In the last decade, Henry Fraser was a promising rugby player working his way towards the English national team. In 2016, Fraser mounted an exhibition of his paintings at his old school that once discovered his sporting talent. Between being a sportsman and an artist lies a transformational story that defies all odds. As a 17-year-old, Fraser was on his first adult-free holiday abroad in Portugal in 2009 when the world came down on him. Swimming in the sea with his friends, the boy crashed his head on the seabed. Airlifted to hospital, he was soon found to have severely crushed his spinal cord. Paralysed from the shoulder down, Fraser was told he would never walk again. Lying in a hospital bed and gazing at an unknown future, Fraser decided to change his life. What he did could motivate even the most brave. Prescribed at least one-and-a-half years in hospital with breathing support, Fraser was out in six months on a wheelchair. Five years later, he was painting with the brush fixed to his mouth. How did he do it? One of the first things Fraser decided lying in the hospital was that “defeat is optional”. Once that was decided, the next step was to work towards small progresses. “However small progress is, it can have a huge impact,” he recollects. Initially, when he was not able to speak, Fraser communicated by making a noise at the right alphabet shown to him to form a word. Once it took him 45 minutes to spell out ‘James Martin’, as his family played a quiz on British chefs to humour him. When the next name was ‘Antony Worrall Thompson’, Fraser kept quiet.

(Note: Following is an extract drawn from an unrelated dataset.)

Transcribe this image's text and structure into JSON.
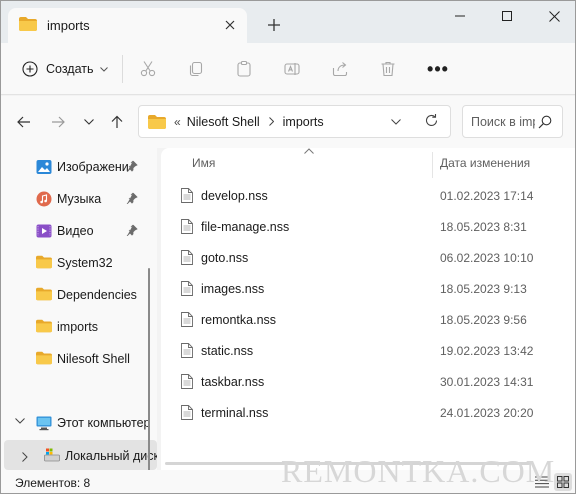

His journey to recovery is filled with pain and pessimism. There are several times when Fraser thinks he is not going to make it, but fights infections and self-doubts like a champion, with the help and support of his family and friends. His mother and father are always by his side and his grandmother, who is of Greek origin, helps him the only way she can: by cooking for all the visitors “as if my family’s life depended on it”.
Fraser had to learn many things again, like breathing and coughing. Eight weeks after the accident, when Fraser began to breathe on his own, he says it “felt like victory”. Once he is out of hospital, his school helps him graduate by making many adjustments for him.
But it’s only when he draws his idol and Formula One champion, Lewis Hamilton, on an iPad by using an app that Fraser is drawn to the world of art. More painting work follows and soon Fraser’s school becomes the venue for his first art exhibition, Hand to Mouth, six years after his accident. A motivational speaker and artist, Fraser has since painted a lot of things, from a suspension bridge and sailboat to legendary paralympians. There is also a 2017 calendar made of his works. “More than anything I do, I feel most defined by my art,” he says.
Fraser’s life has attracted the attention of many, including Harry Potter author JK Rowling, who says the young man is “one of the most remarkable people I’ve ever met”. The foreword to Fraser’s memoir is written by Rowling, who was present at Fraser’s first art exhibition. “I follow Henry on Twitter and regularly chat with him by Director Message,” writes Rowling. “Fate forced Henry Fraser down a terrifying path for which no preparation was possible,” she says. “He had to find his own way back to a life worth living and in doing so he revealed himself to be a person of extraordinary perseverance, strength and wisdom.”
Fraser’s paintings are finding fans everywhere. During the 2015 Rugby World Cup, his works were used by The Times, London. Besides being a friend of Rowling, he has fans in the English rugby and cricket teams as well. Last year, Fraser was included in the ‘Power 100’ list as the seventh most influential person living with a disability in Britain.
Faizal Khan is a freelancer